    I could see it too, Heather. But you'll know when the right one comes along.
    Plus, Ben needs a pool.
    a xo

  18. Oh my! What a diamond in the rough... in Arles, no less! I can see the potential but if it does not call to you then there will be another. I do love a hunt!


  19. I was convinced you were going to say that it was now yours! Quite an undertaking but what a home it could be! Look at all those wonderful architectural features!

    You will attract the right home for you!

    Hugs to you.


  20. Oh, so tempting. I think we should start a self- help group for house orphan rescuers. We'll be charter members and we can wash down our medication with champagne.

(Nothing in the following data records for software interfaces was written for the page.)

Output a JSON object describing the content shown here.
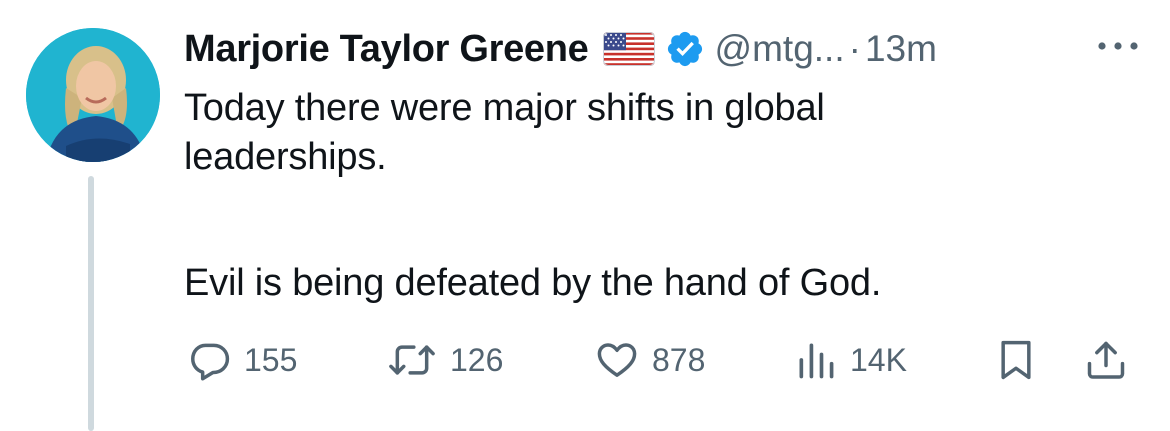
{
  "author": {
    "name": "Marjorie Taylor Greene",
    "flag_emoji": "us-flag-icon",
    "verified_badge": "verified-badge-icon",
    "handle": "@mtg...",
    "separator": "·",
    "time": "13m"
  },
  "tweet": {
    "line1": "Today there were major shifts in global",
    "line2": "leaderships.",
    "line3": "Evil is being defeated by the hand of God."
  },
  "actions": {
    "replies": "155",
    "retweets": "126",
    "likes": "878",
    "views": "14K"
  },
  "colors": {
    "text": "#0f1419",
    "secondary": "#536471",
    "verified": "#1d9bf0",
    "thread_line": "#cfd9de"
  }
}
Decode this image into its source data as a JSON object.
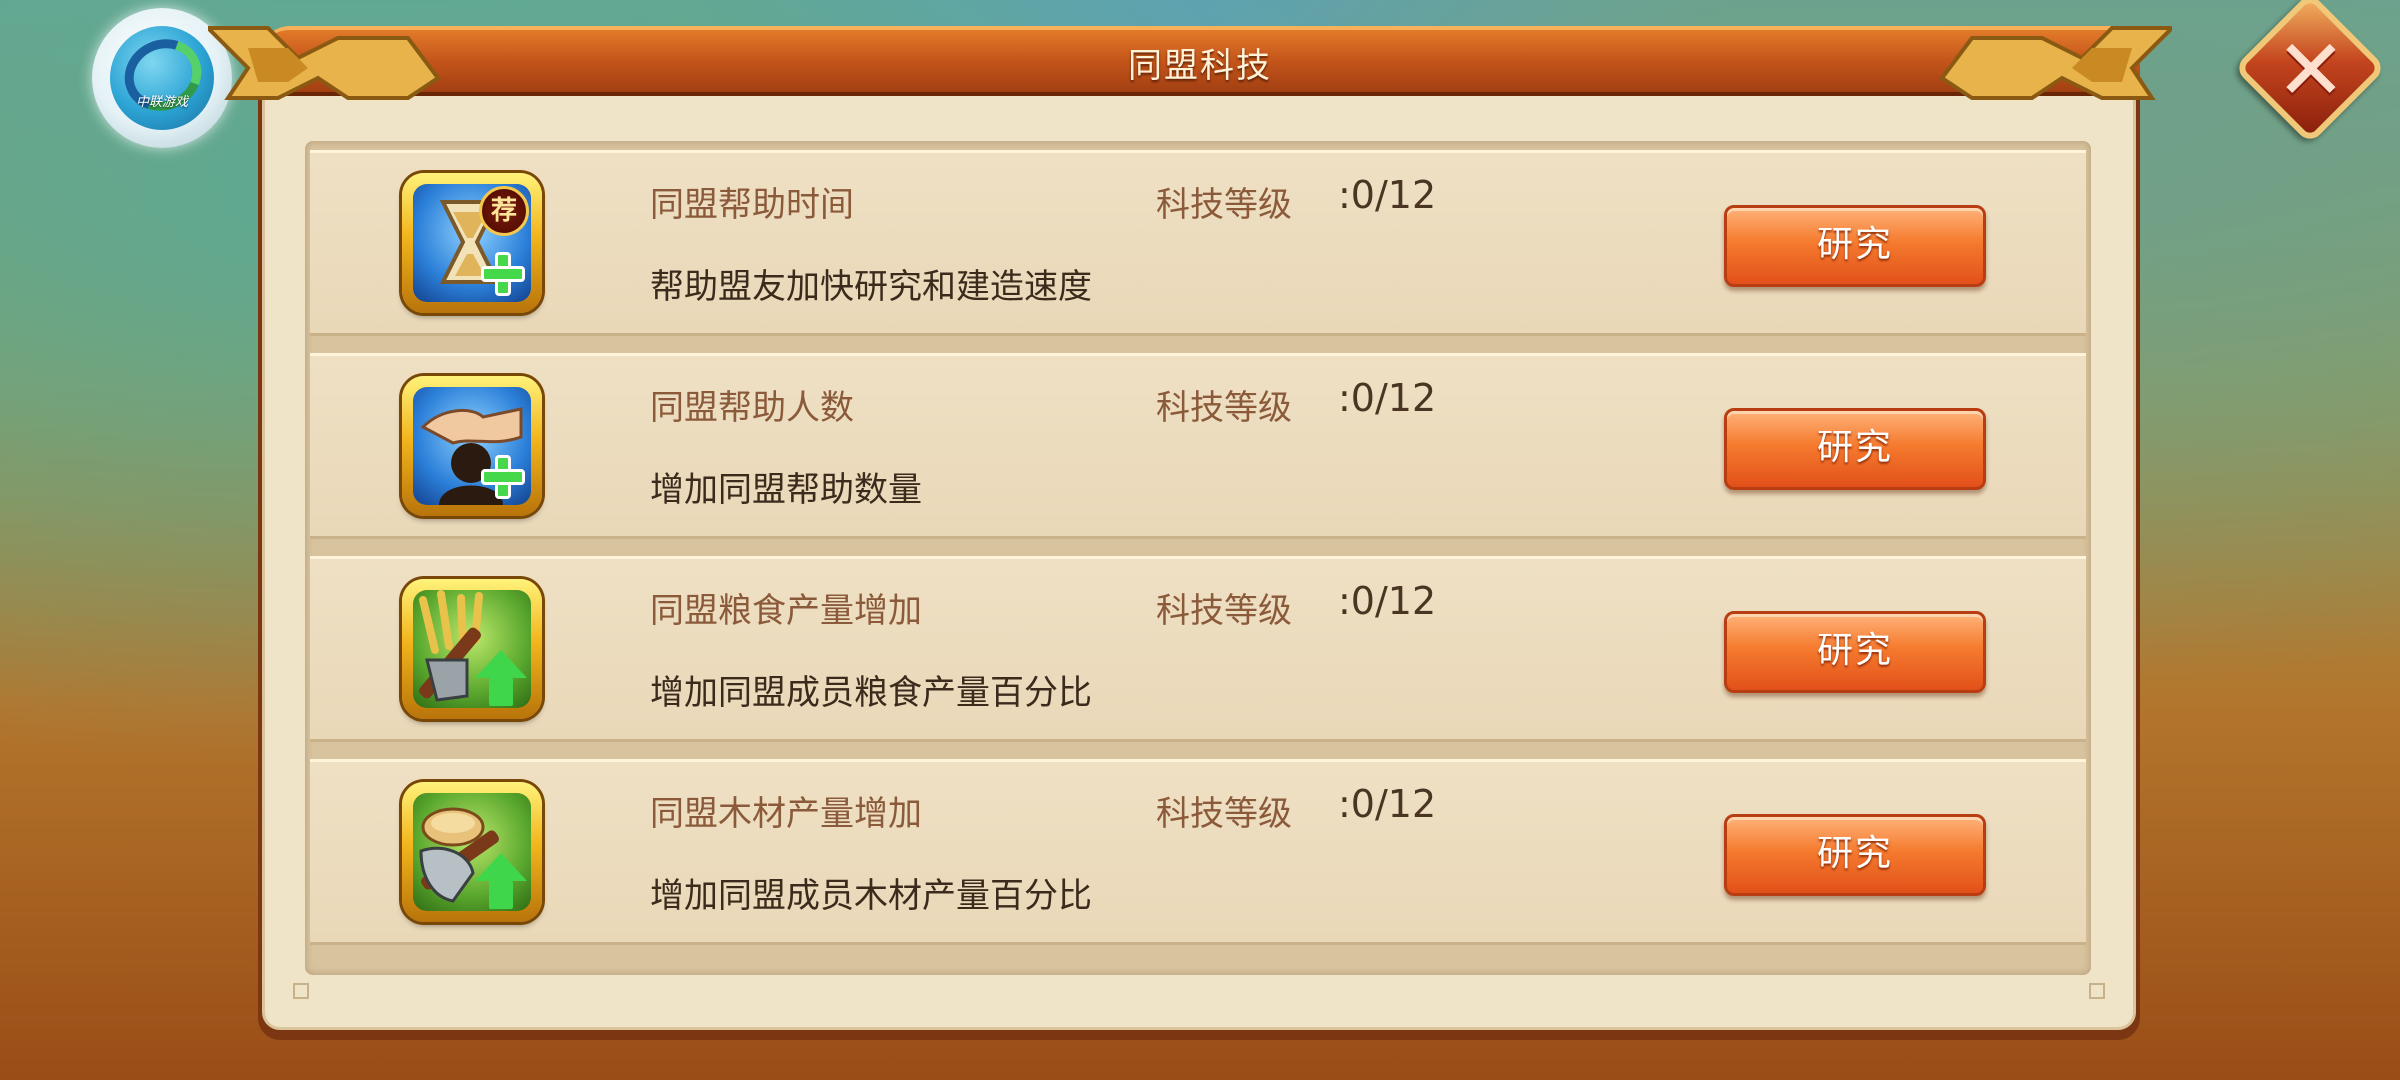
{
  "title": "同盟科技",
  "logo": {
    "text": "中联游戏",
    "icon": "zhonglian-logo-icon"
  },
  "close_icon": "close-icon",
  "close_glyph": "✕",
  "colors": {
    "title_banner": "#c4551a",
    "panel": "#f0e4c8",
    "research_button": "#f57b2e",
    "row_name_text": "#8a5a3a",
    "description_text": "#3c2a1c"
  },
  "techs": [
    {
      "icon": "hourglass-plus-icon",
      "badge": "荐",
      "name": "同盟帮助时间",
      "level_label": "科技等级",
      "level_value": ":0/12",
      "description": "帮助盟友加快研究和建造速度",
      "button_label": "研究"
    },
    {
      "icon": "handshake-plus-icon",
      "name": "同盟帮助人数",
      "level_label": "科技等级",
      "level_value": ":0/12",
      "description": "增加同盟帮助数量",
      "button_label": "研究"
    },
    {
      "icon": "wheat-hoe-up-arrow-icon",
      "name": "同盟粮食产量增加",
      "level_label": "科技等级",
      "level_value": ":0/12",
      "description": "增加同盟成员粮食产量百分比",
      "button_label": "研究"
    },
    {
      "icon": "wood-axe-up-arrow-icon",
      "name": "同盟木材产量增加",
      "level_label": "科技等级",
      "level_value": ":0/12",
      "description": "增加同盟成员木材产量百分比",
      "button_label": "研究"
    }
  ]
}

  21. Oooh! It looks phenomenal! The staircase got me too. Wow!

    ~ Clare x

  22. The place definitely had a lot of potential, if not for the very wide spaces it has to offer. Although the electrical system and the roof would really need some professional work, and if you had to remodel the whole place, it could get pricey. I have to say, when I first saw the grenier, I automatically thought of converting it to a home theater room. It seems to have the area for it.

    Angel Garcia

  23. Hey! This is kind of off topic but I need some advice from an established blog.
    Is it very difficult to set up your own blog?
    I'm not very techincal but I can figure things out pretty fast.
    I'm thinking about creating my own but I'm not sure where to begin. Do you have
    any tips or suggestions? Many thanks


Your responses are what makes this blog so special to me. I love hearing from you. Thank you for visiting!

* Comments left on posts two days after publication or more will be published after moderation. So not to worry, they will arrive and again, I appreciate them all so very much...Merci! *

If you prefer, feel free to email me directly at robinsonheather (at)